From Averey Strong (M4) and Maren Loe (M2)

Almost 200 WUSM community members participated in the Curriculum Renewal retreat in 2019. Photo credit: Office of Medical Education

EXPLORE is an exciting new elective career development curriculum that provides students with longitudinal and immersive experiences in four academic pathways: research, education, advocacy, and innovation. This curriculum expands upon the already outstanding opportunities afforded to current students, with the goal of enhancing structure and formalizing support for your career development as an academic physician. This longitudinal experience begins during Phase 1 of the Gateway Curriculum and continues throughout medical school.
Early in Phase 1, the EXPLORE curriculum will introduce key elements, within all four pathways, that we believe are essential for all WUSM students to learn. These early experiences will provide a basis for students to make intentional and informed decisions regarding their further explorations. Also in Phase 1, students will have the opportunity to spend four weeks in an immersive experience relevant to their academic career interests. Toward the end of Phase 1, and throughout Phase 2, students will be able to explore more deeply the knowledge and skills that are important for any future physician, and especially for those with a passion for one or more of the academic focus areas. Students with strong interests in a specific career area may also defer up to 16 weeks of Phase 2 to do a focused project. Finally, during Phase 3, students with a specific interest in one or more of the academic pathways can complete electives and scholarly projects in that area. In addition, several dual degree and yearlong programs will be available for those students who want to do an even deeper exploration into their area of academic interest. Examples include MPH, MBA, yearlong research, and public health internships among others. Throughout the process, academic coaches will advise students and provide guidance.
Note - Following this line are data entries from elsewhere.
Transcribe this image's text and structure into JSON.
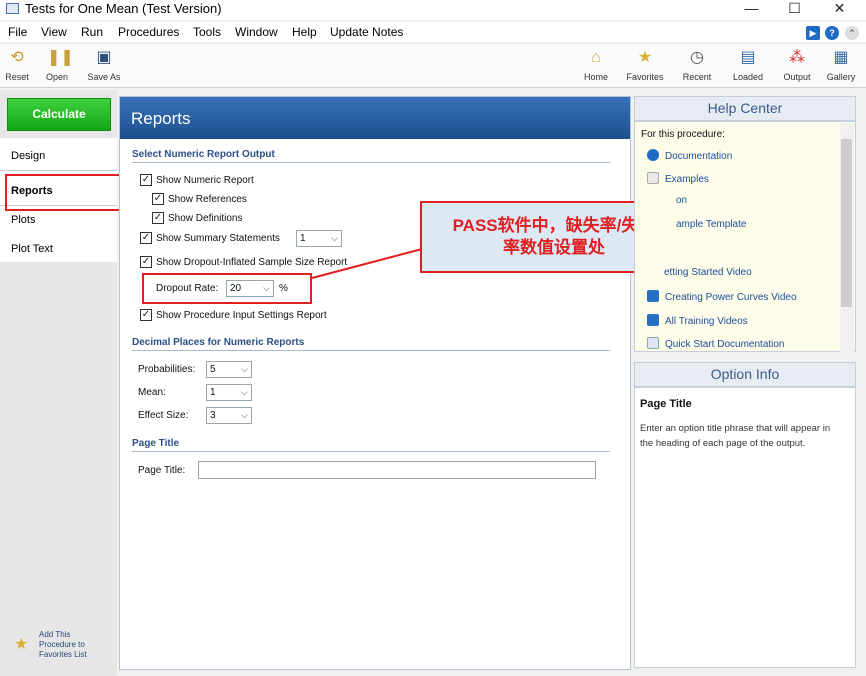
{
  "window": {
    "title": "Tests for One Mean (Test Version)",
    "minimize": "—",
    "maximize": "☐",
    "close": "✕"
  },
  "menu": [
    "File",
    "View",
    "Run",
    "Procedures",
    "Tools",
    "Window",
    "Help",
    "Update Notes"
  ],
  "toolbar": {
    "left": [
      {
        "label": "Reset",
        "icon": "reset-icon"
      },
      {
        "label": "Open",
        "icon": "open-icon"
      },
      {
        "label": "Save As",
        "icon": "save-icon"
      }
    ],
    "right": [
      {
        "label": "Home",
        "icon": "home-icon"
      },
      {
        "label": "Favorites",
        "icon": "star-icon"
      },
      {
        "label": "Recent",
        "icon": "clock-icon"
      },
      {
        "label": "Loaded",
        "icon": "window-icon"
      },
      {
        "label": "Output",
        "icon": "output-icon"
      },
      {
        "label": "Gallery",
        "icon": "gallery-icon"
      }
    ]
  },
  "leftpanel": {
    "calculate": "Calculate",
    "tabs": [
      "Design",
      "Reports",
      "Plots",
      "Plot Text"
    ],
    "favorites_line1": "Add This",
    "favorites_line2": "Procedure to",
    "favorites_line3": "Favorites List"
  },
  "main": {
    "header": "Reports",
    "section1": "Select Numeric Report Output",
    "show_numeric_report": "Show Numeric Report",
    "show_references": "Show References",
    "show_definitions": "Show Definitions",
    "show_summary": "Show Summary Statements",
    "summary_value": "1",
    "show_dropout": "Show Dropout-Inflated Sample Size Report",
    "dropout_label": "Dropout Rate:",
    "dropout_value": "20",
    "dropout_unit": "%",
    "show_input_settings": "Show Procedure Input Settings Report",
    "section2": "Decimal Places for Numeric Reports",
    "prob_label": "Probabilities:",
    "prob_value": "5",
    "mean_label": "Mean:",
    "mean_value": "1",
    "effect_label": "Effect Size:",
    "effect_value": "3",
    "section3": "Page Title",
    "page_title_label": "Page Title:",
    "page_title_value": ""
  },
  "annotation": {
    "line1": "PASS软件中，缺失率/失访",
    "line2": "率数值设置处"
  },
  "help": {
    "header": "Help Center",
    "for_this": "For this procedure:",
    "links": [
      "Documentation",
      "Examples",
      "on",
      "ample Template",
      "etting Started Video",
      "Creating Power Curves Video",
      "All Training Videos",
      "Quick Start Documentation"
    ]
  },
  "option_info": {
    "header": "Option Info",
    "title": "Page Title",
    "text_line1": "Enter an option title phrase that will appear in",
    "text_line2": "the heading of each page of the output."
  }
}
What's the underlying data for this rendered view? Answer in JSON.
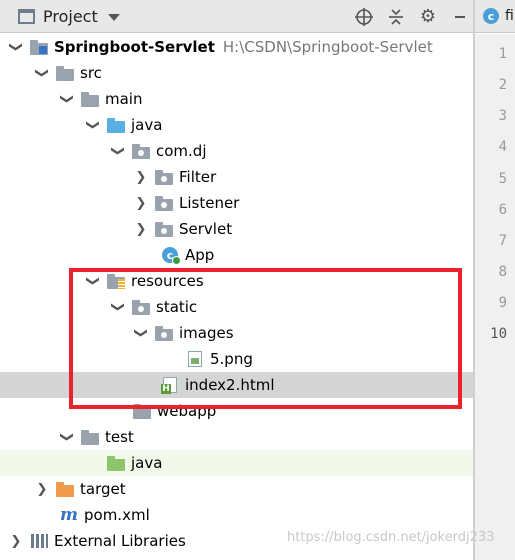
{
  "header": {
    "title": "Project",
    "icons": [
      "globe-target-icon",
      "collapse-icon",
      "gear-icon",
      "minimize-icon"
    ]
  },
  "editor": {
    "tab_label": "fi",
    "tab_badge": "c",
    "line_numbers": [
      "1",
      "2",
      "3",
      "4",
      "5",
      "6",
      "7",
      "8",
      "9",
      "10"
    ]
  },
  "tree": [
    {
      "label": "Springboot-Servlet",
      "path": "H:\\CSDN\\Springboot-Servlet",
      "icon": "module-folder-icon",
      "expanded": true,
      "bold": true
    },
    {
      "label": "src",
      "icon": "folder-icon",
      "expanded": true
    },
    {
      "label": "main",
      "icon": "folder-icon",
      "expanded": true
    },
    {
      "label": "java",
      "icon": "source-folder-icon",
      "expanded": true
    },
    {
      "label": "com.dj",
      "icon": "package-icon",
      "expanded": true
    },
    {
      "label": "Filter",
      "icon": "package-icon",
      "expanded": false
    },
    {
      "label": "Listener",
      "icon": "package-icon",
      "expanded": false
    },
    {
      "label": "Servlet",
      "icon": "package-icon",
      "expanded": false
    },
    {
      "label": "App",
      "icon": "spring-class-icon",
      "expanded": null
    },
    {
      "label": "resources",
      "icon": "resources-folder-icon",
      "expanded": true
    },
    {
      "label": "static",
      "icon": "package-icon",
      "expanded": true
    },
    {
      "label": "images",
      "icon": "package-icon",
      "expanded": true
    },
    {
      "label": "5.png",
      "icon": "image-file-icon",
      "expanded": null
    },
    {
      "label": "index2.html",
      "icon": "html-file-icon",
      "expanded": null,
      "selected": true
    },
    {
      "label": "webapp",
      "icon": "folder-icon",
      "expanded": null
    },
    {
      "label": "test",
      "icon": "folder-icon",
      "expanded": true
    },
    {
      "label": "java",
      "icon": "test-folder-icon",
      "expanded": null
    },
    {
      "label": "target",
      "icon": "excluded-folder-icon",
      "expanded": false
    },
    {
      "label": "pom.xml",
      "icon": "maven-icon",
      "expanded": null
    },
    {
      "label": "External Libraries",
      "icon": "libraries-icon",
      "expanded": false
    }
  ],
  "watermark": "https://blog.csdn.net/jokerdj233",
  "colors": {
    "selection": "#d5d5d5",
    "highlight_box": "#e8232b",
    "source_folder": "#5aaee6",
    "test_folder": "#8cc56a",
    "excluded_folder": "#f09a4e"
  }
}
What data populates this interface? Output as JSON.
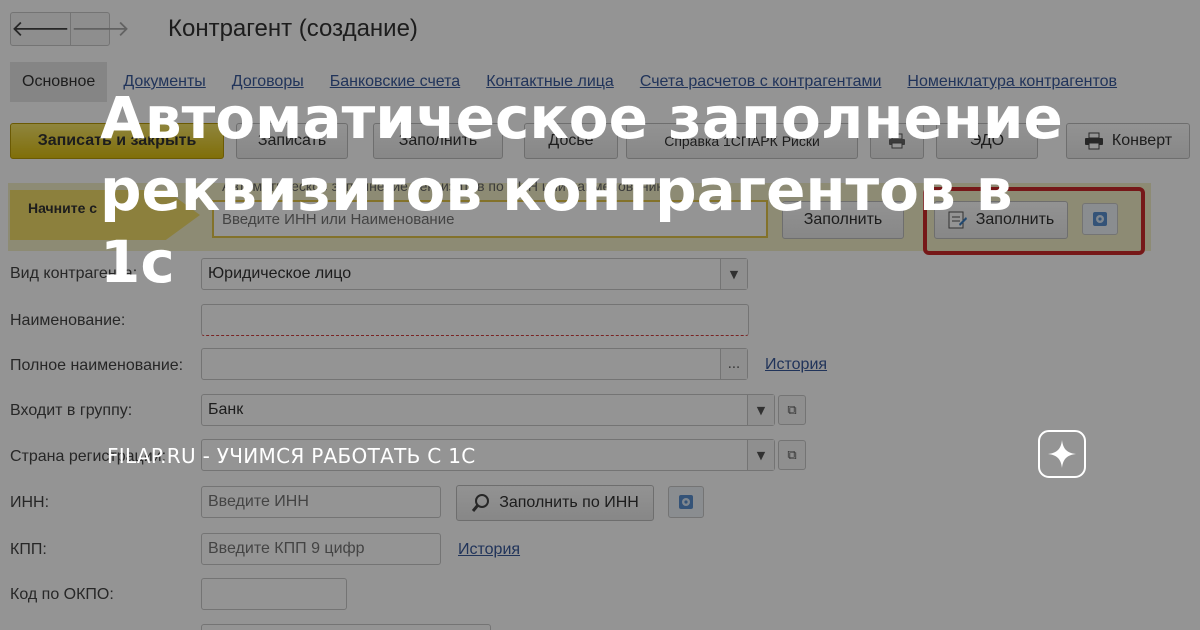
{
  "window": {
    "back_glyph": "🡐",
    "forward_glyph": "🡒",
    "title": "Контрагент (создание)"
  },
  "tabs": [
    {
      "label": "Основное",
      "active": true
    },
    {
      "label": "Документы"
    },
    {
      "label": "Договоры"
    },
    {
      "label": "Банковские счета"
    },
    {
      "label": "Контактные лица"
    },
    {
      "label": "Счета расчетов с контрагентами"
    },
    {
      "label": "Номенклатура контрагентов"
    }
  ],
  "toolbar": {
    "save_close_label": "Записать и закрыть",
    "save_label": "Записать",
    "fill_label": "Заполнить",
    "more_label": "Досье",
    "report_label": "Справка 1СПАРК Риски",
    "envelope_label": "Конверт",
    "edo_label": "ЭДО"
  },
  "autofill": {
    "start_label": "Начните с",
    "hint": "Автоматическое заполнение реквизитов по ИНН или наименованию",
    "input_placeholder": "Введите ИНН или Наименование",
    "fill_button": "Заполнить",
    "fill_button_highlighted": "Заполнить"
  },
  "form": {
    "kind_label": "Вид контрагента:",
    "kind_value": "Юридическое лицо",
    "name_label": "Наименование:",
    "name_value": "",
    "full_name_label": "Полное наименование:",
    "full_name_value": "",
    "ellipsis": "...",
    "history_link": "История",
    "group_label": "Входит в группу:",
    "group_value": "Банк",
    "country_label": "Страна регистрации:",
    "country_value": "",
    "inn_label": "ИНН:",
    "inn_placeholder": "Введите ИНН",
    "inn_fill_button": "Заполнить по ИНН",
    "kpp_label": "КПП:",
    "kpp_placeholder": "Введите КПП 9 цифр",
    "kpp_history_link": "История",
    "okpo_label": "Код по ОКПО:",
    "okpo_value": ""
  },
  "overlay": {
    "headline": "Автоматическое заполнение\nреквизитов контрагентов в 1с",
    "caption": "FILAP.RU - УЧИМСЯ РАБОТАТЬ С 1С"
  },
  "colors": {
    "link": "#3a5a9c",
    "primary_button": "#ddbf10",
    "banner": "#f3f0c9",
    "highlight_frame": "#cc2a2a"
  }
}
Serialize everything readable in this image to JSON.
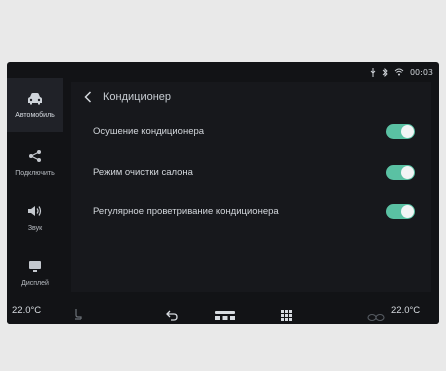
{
  "status": {
    "time": "00:03",
    "icons": [
      "usb-icon",
      "bluetooth-icon",
      "wifi-icon"
    ]
  },
  "sidebar": {
    "items": [
      {
        "label": "Автомобиль",
        "icon": "car-icon",
        "active": true
      },
      {
        "label": "Подключить",
        "icon": "share-icon",
        "active": false
      },
      {
        "label": "Звук",
        "icon": "speaker-icon",
        "active": false
      },
      {
        "label": "Дисплей",
        "icon": "display-icon",
        "active": false
      }
    ]
  },
  "page": {
    "title": "Кондиционер",
    "settings": [
      {
        "label": "Осушение кондиционера",
        "enabled": true
      },
      {
        "label": "Режим очистки салона",
        "enabled": true
      },
      {
        "label": "Регулярное проветривание кондиционера",
        "enabled": true
      }
    ]
  },
  "bottom": {
    "temp_left": "22.0°C",
    "temp_right": "22.0°C",
    "icons": [
      "seat-heat-icon",
      "back-icon",
      "hvac-icon",
      "apps-icon",
      "fan-icon"
    ]
  },
  "colors": {
    "accent": "#5ac1a3",
    "background": "#121316",
    "panel": "#17181c"
  }
}
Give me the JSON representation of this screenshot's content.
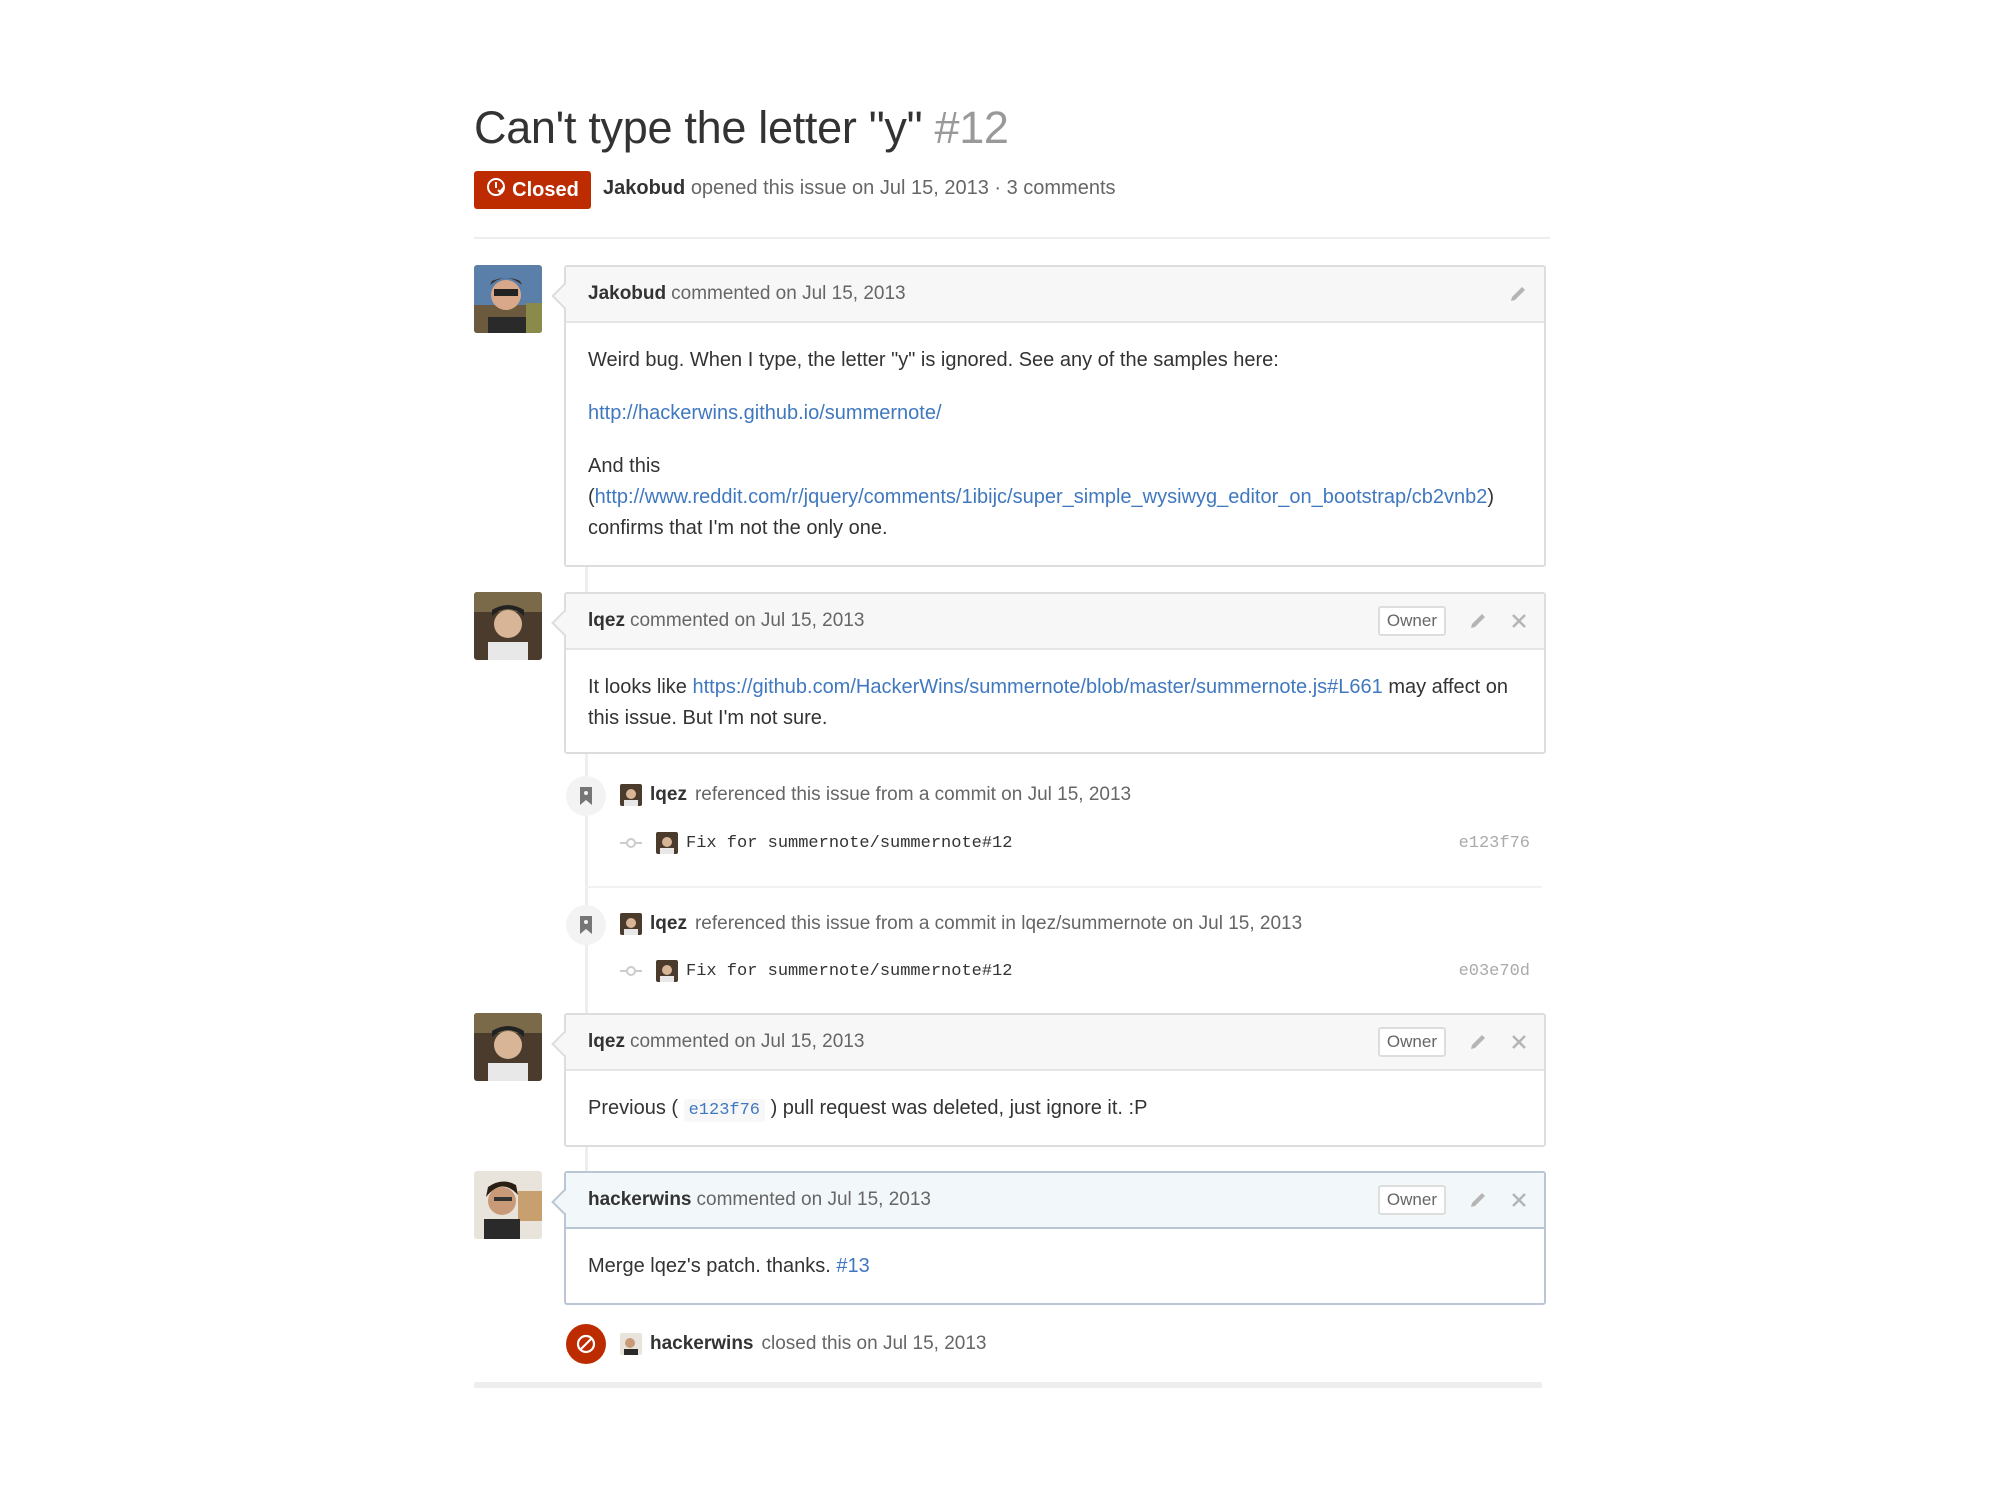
{
  "issue": {
    "title": "Can't type the letter \"y\"",
    "number": "#12",
    "state": "Closed",
    "author": "Jakobud",
    "meta": "opened this issue on Jul 15, 2013 · 3 comments"
  },
  "comments": [
    {
      "author": "Jakobud",
      "when": "commented on Jul 15, 2013",
      "line1": "Weird bug. When I type, the letter \"y\" is ignored. See any of the samples here:",
      "link1": "http://hackerwins.github.io/summernote/",
      "line2a": "And this",
      "line2b_open": "(",
      "link2": "http://www.reddit.com/r/jquery/comments/1ibijc/super_simple_wysiwyg_editor_on_bootstrap/cb2vnb2",
      "line2b_close": ")",
      "line3": "confirms that I'm not the only one."
    },
    {
      "author": "lqez",
      "when": "commented on Jul 15, 2013",
      "badge": "Owner",
      "pre": "It looks like ",
      "link": "https://github.com/HackerWins/summernote/blob/master/summernote.js#L661",
      "post_a": " may affect on",
      "post_b": "this issue. But I'm not sure."
    },
    {
      "author": "lqez",
      "when": "commented on Jul 15, 2013",
      "badge": "Owner",
      "pre": "Previous ( ",
      "sha": "e123f76",
      "post": " ) pull request was deleted, just ignore it. :P"
    },
    {
      "author": "hackerwins",
      "when": "commented on Jul 15, 2013",
      "badge": "Owner",
      "pre": "Merge lqez's patch. thanks. ",
      "link": "#13"
    }
  ],
  "events": [
    {
      "actor": "lqez",
      "text": "referenced this issue from a commit on Jul 15, 2013",
      "commit_msg": "Fix for summernote/summernote#12",
      "commit_sha": "e123f76"
    },
    {
      "actor": "lqez",
      "text": "referenced this issue from a commit in lqez/summernote on Jul 15, 2013",
      "commit_msg": "Fix for summernote/summernote#12",
      "commit_sha": "e03e70d"
    }
  ],
  "close_event": {
    "actor": "hackerwins",
    "text": "closed this on Jul 15, 2013"
  },
  "icons": {
    "state": "issue-closed-icon",
    "edit": "pencil-icon",
    "delete": "close-icon",
    "reference": "bookmark-icon",
    "commit": "git-commit-icon",
    "closed": "circle-slash-icon"
  },
  "colors": {
    "closed_red": "#bd2c00",
    "link_blue": "#4078c0",
    "owner_header_bg": "#f2f8fa"
  }
}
The EXPLORE curriculum will serve as a launching point, helping each student find their own path to a successful career in academic medicine!